For as far as the eye can see, the tunnels, greenhouses, vines and orchards dot the rolling countryside. Susan’s grandfather, Archie Neaves, grew traditional colt trees— of a number of varieties, such as Frogmore, Merton Glory, Gaucher and Early Rivers— some of which grew to 40ft– 50ft and required special ladders to prune and pick.
These evocative names still exist, but modern demands for both perfection and quantity mean subtle changes have been made with new, hybrid plants. Modern techniques have also changed the traditional image of row after row of blossoming orchards, open to the air and filled with chattering chaffinches.
Throughout most of the year, the trees are exposed to the elements. However, from April until September, the fruits are grown under the partial covering of polytunnels. Some may disapprove of this modern approach, but practicality has kept this farm viable. ‘In the past, we’ve lost 50% of our uncovered harvest due to heavy rains,’ reveals Sarah. ‘We can’t afford to take such a devastating hit—and the tunnels allow us to serve all the major supermarkets for as long as the season goes on.’
It’s a military operation to make the most of this natural surplus. There are now some 90 acres of cherries under polytunnel at Little Sharsted— Gisella rootstock that grow to no more than about 10ft and are therefore easier to maintain and harvest.
Early in the season, local apiarists move their hives into the orchards to allow the bees to create honey and go about their crucial pollination work. Even bumblebees are bought in each year—by post, in boxes—to supplement the work. The orchards are alive with insects while flowering lasts, which, in turn, brings in birds after food for their early broods.
If this brief advent of blossom is a delightful symphony for the cherry grower, picking time has a pounding rock beat. Students from near and far flock to the farm and picking starts early in the day in the tunnels, before the heat becomes too intense. Using traditional Kibsey baskets—wicker affairs that hang from canvas belts— they are able to use both hands and carry fruit more comfortably. There is little talking; concentration is key.
Locals join the happy throng, but the majority of pickers are from elsewhere in Europe, where the end of term coincides with the long picking season. During its height, 60 pickers work at breakneck speed at Sharsted Farm. After an eight-hour shift, they retire to their digs nearby. ‘They can earn good money in
a short period of time,’ explains Sarah. ‘And they always bring a buzz to the place, a real sense of purpose.
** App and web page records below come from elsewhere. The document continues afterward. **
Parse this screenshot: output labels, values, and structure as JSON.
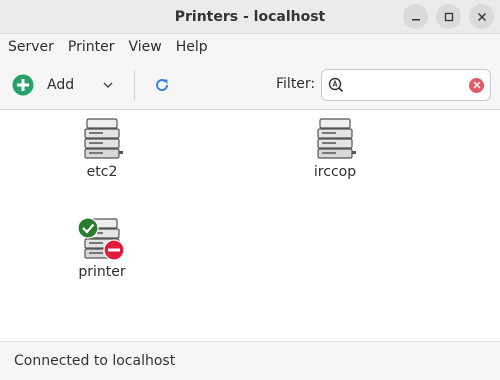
{
  "window": {
    "title": "Printers - localhost"
  },
  "menu": {
    "items": [
      "Server",
      "Printer",
      "View",
      "Help"
    ]
  },
  "toolbar": {
    "add_label": "Add",
    "filter_label": "Filter:",
    "filter_value": "",
    "filter_placeholder": ""
  },
  "printers": [
    {
      "name": "etc2",
      "status": "normal"
    },
    {
      "name": "irccop",
      "status": "normal"
    },
    {
      "name": "printer",
      "status": "default-stopped"
    }
  ],
  "statusbar": {
    "text": "Connected to localhost"
  },
  "colors": {
    "add_green": "#26a269",
    "refresh_blue": "#3584e4",
    "default_badge": "#2a7d2e",
    "stopped_badge": "#e01b3c"
  },
  "icons": [
    "minimize-icon",
    "maximize-icon",
    "close-icon",
    "add-icon",
    "chevron-down-icon",
    "refresh-icon",
    "search-icon",
    "clear-icon",
    "printer-icon",
    "default-check-icon",
    "stopped-icon"
  ]
}
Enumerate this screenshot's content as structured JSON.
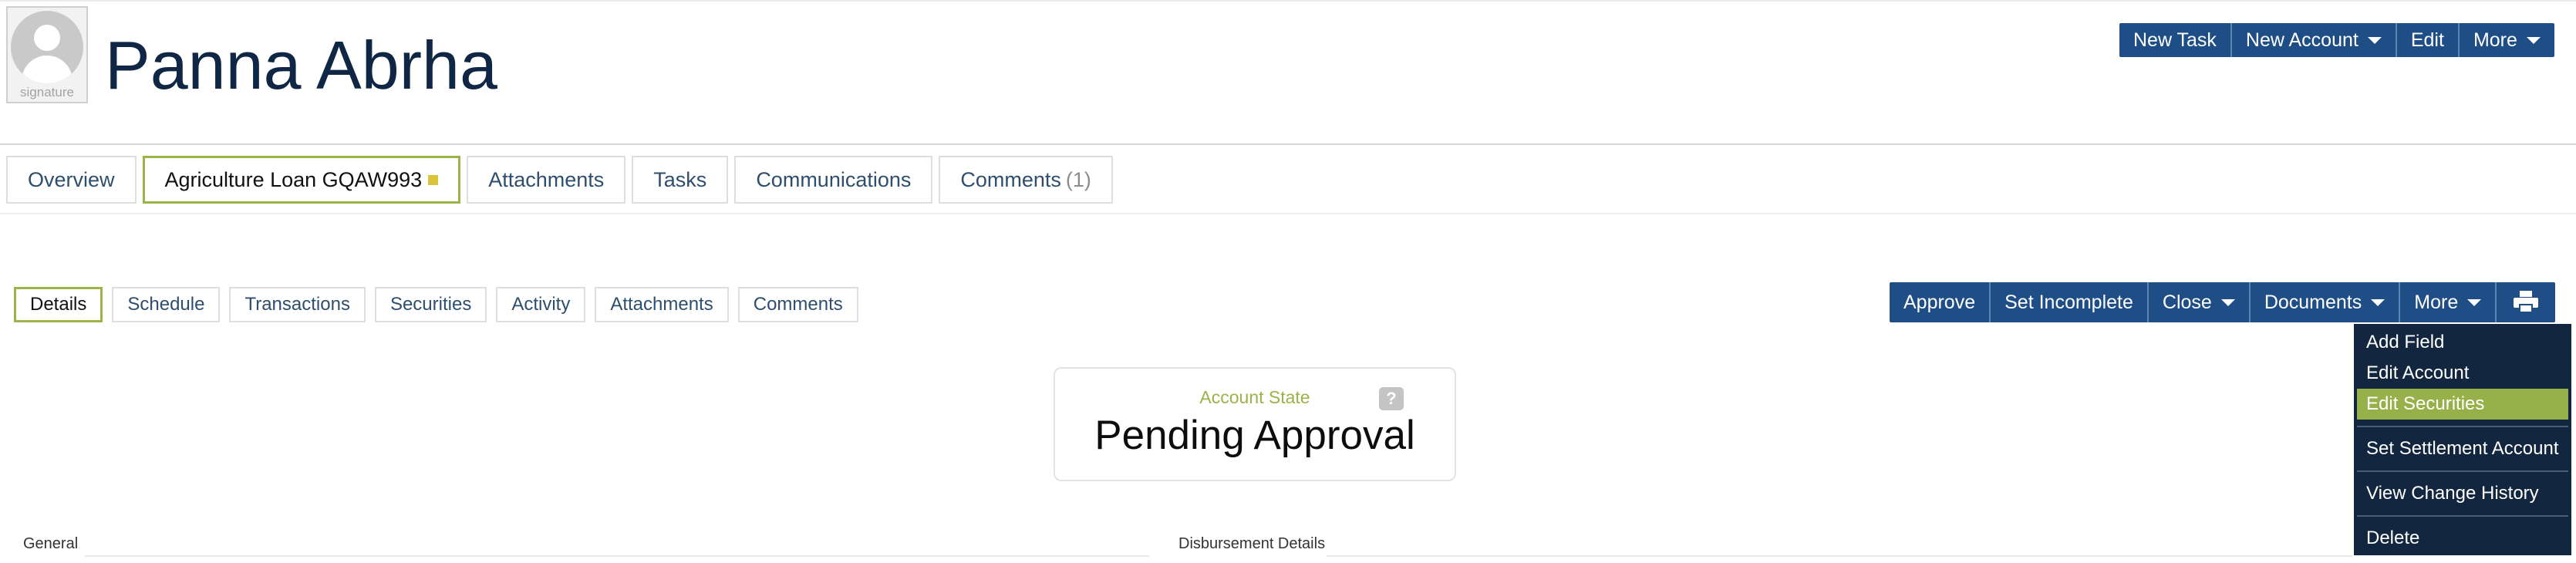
{
  "person": {
    "name": "Panna Abrha",
    "avatar_caption": "signature"
  },
  "header_actions": {
    "new_task": "New Task",
    "new_account": "New Account",
    "edit": "Edit",
    "more": "More"
  },
  "top_tabs": {
    "overview": "Overview",
    "loan": "Agriculture Loan GQAW993",
    "attachments": "Attachments",
    "tasks": "Tasks",
    "communications": "Communications",
    "comments": "Comments",
    "comments_count": "(1)"
  },
  "sub_tabs": {
    "details": "Details",
    "schedule": "Schedule",
    "transactions": "Transactions",
    "securities": "Securities",
    "activity": "Activity",
    "attachments": "Attachments",
    "comments": "Comments"
  },
  "account_actions": {
    "approve": "Approve",
    "set_incomplete": "Set Incomplete",
    "close": "Close",
    "documents": "Documents",
    "more": "More"
  },
  "more_menu": {
    "add_field": "Add Field",
    "edit_account": "Edit Account",
    "edit_securities": "Edit Securities",
    "set_settlement_account": "Set Settlement Account",
    "view_change_history": "View Change History",
    "delete": "Delete"
  },
  "account_state": {
    "label": "Account State",
    "value": "Pending Approval",
    "help": "?"
  },
  "sections": {
    "general": "General",
    "disbursement": "Disbursement Details"
  },
  "colors": {
    "primary": "#1f4e86",
    "accent": "#9bb348",
    "menu_bg": "#12263f",
    "title": "#0f2744"
  },
  "icons": [
    "avatar-placeholder-icon",
    "caret-down-icon",
    "print-icon",
    "help-icon",
    "tab-status-icon"
  ]
}
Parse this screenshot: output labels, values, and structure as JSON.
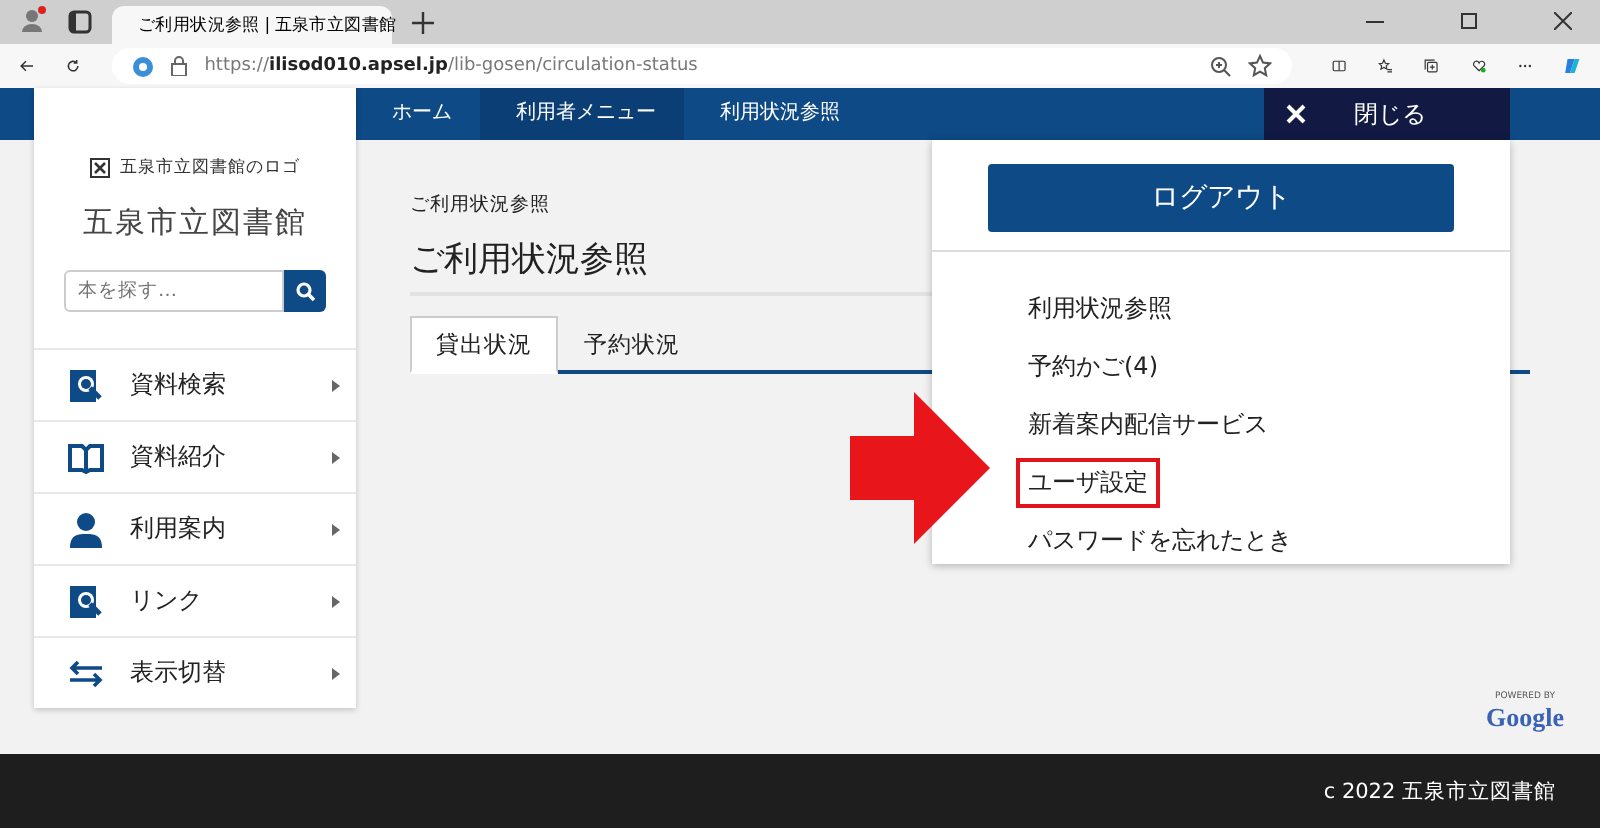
{
  "browser": {
    "tab_title": "ご利用状況参照 | 五泉市立図書館",
    "url": "https://**ilisod010.apsel.jp**/lib-gosen/circulation-status"
  },
  "breadcrumbs": [
    {
      "label": "ホーム"
    },
    {
      "label": "利用者メニュー"
    },
    {
      "label": "利用状況参照"
    }
  ],
  "sidebar": {
    "logo_alt": "五泉市立図書館のロゴ",
    "title": "五泉市立図書館",
    "search": {
      "placeholder": "本を探す…"
    },
    "items": [
      {
        "label": "資料検索",
        "kind": "search"
      },
      {
        "label": "資料紹介",
        "kind": "book"
      },
      {
        "label": "利用案内",
        "kind": "person"
      },
      {
        "label": "リンク",
        "kind": "search"
      },
      {
        "label": "表示切替",
        "kind": "swap"
      }
    ]
  },
  "page": {
    "breadcrumb_title": "ご利用状況参照",
    "heading": "ご利用状況参照",
    "tabs": [
      {
        "label": "貸出状況",
        "selected": true
      },
      {
        "label": "予約状況",
        "selected": false
      }
    ]
  },
  "user_menu": {
    "close_label": "閉じる",
    "logout": "ログアウト",
    "links": [
      {
        "label": "利用状況参照",
        "highlighted": false
      },
      {
        "label": "予約かご(4)",
        "highlighted": false
      },
      {
        "label": "新着案内配信サービス",
        "highlighted": false
      },
      {
        "label": "ユーザ設定",
        "highlighted": true
      },
      {
        "label": "パスワードを忘れたとき",
        "highlighted": false
      }
    ]
  },
  "powered_by": {
    "caption": "POWERED BY",
    "brand": "Google"
  },
  "footer": "c 2022 五泉市立図書館"
}
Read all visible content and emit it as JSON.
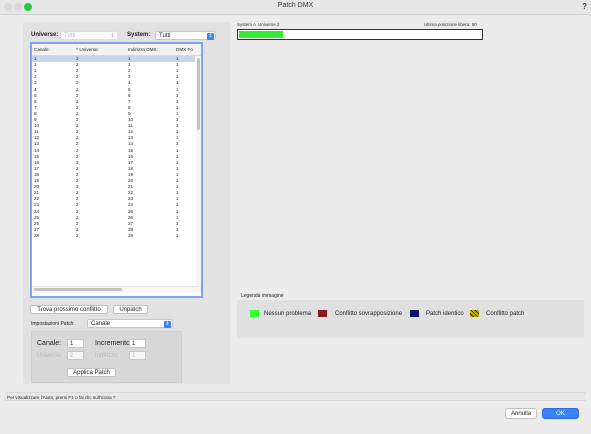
{
  "window": {
    "title": "Patch DMX",
    "help_glyph": "?",
    "traffic_colors": [
      "#d9d9d9",
      "#d9d9d9",
      "#29c940"
    ]
  },
  "filters": {
    "universe_label": "Universe:",
    "universe_value": "Tutti",
    "system_label": "System:",
    "system_value": "Tutti"
  },
  "table": {
    "columns": [
      "Canale:",
      "^  Universe:",
      "Indirizzo DMX:",
      "DMX Fo"
    ],
    "selected_row": 0,
    "rows": [
      [
        "1",
        "2",
        "1",
        "1"
      ],
      [
        "1",
        "2",
        "1",
        "1"
      ],
      [
        "1",
        "2",
        "2",
        "1"
      ],
      [
        "2",
        "2",
        "3",
        "1"
      ],
      [
        "3",
        "2",
        "4",
        "1"
      ],
      [
        "4",
        "2",
        "5",
        "1"
      ],
      [
        "5",
        "2",
        "6",
        "1"
      ],
      [
        "6",
        "2",
        "7",
        "1"
      ],
      [
        "7",
        "2",
        "8",
        "1"
      ],
      [
        "8",
        "2",
        "9",
        "1"
      ],
      [
        "9",
        "2",
        "10",
        "1"
      ],
      [
        "10",
        "2",
        "11",
        "1"
      ],
      [
        "11",
        "2",
        "12",
        "1"
      ],
      [
        "12",
        "2",
        "13",
        "1"
      ],
      [
        "13",
        "2",
        "14",
        "1"
      ],
      [
        "14",
        "2",
        "15",
        "1"
      ],
      [
        "15",
        "2",
        "16",
        "1"
      ],
      [
        "16",
        "2",
        "17",
        "1"
      ],
      [
        "17",
        "2",
        "18",
        "1"
      ],
      [
        "18",
        "2",
        "19",
        "1"
      ],
      [
        "19",
        "2",
        "20",
        "1"
      ],
      [
        "20",
        "2",
        "21",
        "1"
      ],
      [
        "21",
        "2",
        "22",
        "1"
      ],
      [
        "22",
        "2",
        "23",
        "1"
      ],
      [
        "23",
        "2",
        "24",
        "1"
      ],
      [
        "24",
        "2",
        "25",
        "1"
      ],
      [
        "25",
        "2",
        "26",
        "1"
      ],
      [
        "26",
        "2",
        "27",
        "1"
      ],
      [
        "27",
        "2",
        "28",
        "1"
      ],
      [
        "28",
        "2",
        "29",
        "1"
      ]
    ]
  },
  "buttons": {
    "find_conflict": "Trova prossimo conflitto",
    "unpatch": "Unpatch",
    "apply_patch": "Applica Patch",
    "cancel": "Annulla",
    "ok": "OK"
  },
  "patch_settings": {
    "label": "Impostazioni Patch:",
    "mode": "Canale",
    "channel_label": "Canale:",
    "channel_value": "1",
    "increment_label": "Incremento:",
    "increment_value": "1",
    "universe_label": "Universe:",
    "universe_value": "2",
    "address_label": "Indirizzo:",
    "address_value": "1"
  },
  "universe_bar": {
    "system_text": "System A",
    "universe_text": "Universe 2",
    "last_free": "Ultima posizione libera: 90",
    "fill_fraction": 0.18,
    "fill_color": "#33ee33"
  },
  "legend": {
    "title": "Legenda immagine",
    "items": [
      {
        "label": "Nessun problema",
        "color": "#33ff33"
      },
      {
        "label": "Conflitto sovrapposizione",
        "color": "#8b1a1a"
      },
      {
        "label": "Patch identico",
        "color": "#10106e"
      },
      {
        "label": "Conflitto patch",
        "color": "#c8b400"
      }
    ]
  },
  "status_text": "Per visualizzare l'Aiuto, premi F1 o fai clic sull'icona ?"
}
They put up football nets, enjoy barbecues into the night and have a lot of fun once the picking is done for the day.’
New varieties of cherry—merchant Kordia, Summer Sun, Regina and Hertford Sweetheart—are all designed to spread the season and ensure there is always fruit to pick from June onwards. The pickers’ trays are taken to the cold store, where it’s crucial to cool them down to a low, steady temperature as quickly as possible. They’re then packed and loaded onto lorries, bound for delivery across the country—little Sharsted cherries are typically on supermarket shelves within 36 hours of leaving the tree.
By the first week of August, the end is near. After seven weeks of intense physical and sometimes emotional energy, the final cherries are picked from the now bare trees. Packing will continue for about a week more and then, as quickly as they arrived, the pickers up and leave, polytunnels are taken down and the trees pruned and allowed to rest. Workers’ quarters are tidied and the farm breathes a sigh of relief. ‘It’s a strangely melancholy place then,’ admits Sarah. ‘For seven weeks, it’s manic—with the noise, people and deliveries, we barely sleep. Then it all goes very, very quiet.’
Cold is now needed for germination —about 1,500 hours in which the temperature is below 7˚C. Nature will take care of it. In the orchards, all lies still once more.
Family legacy: Harris Neaves’s ( above) kin have been growing cherries (and other fruits) at Little Sharsted Farm in Kent since before the Second World War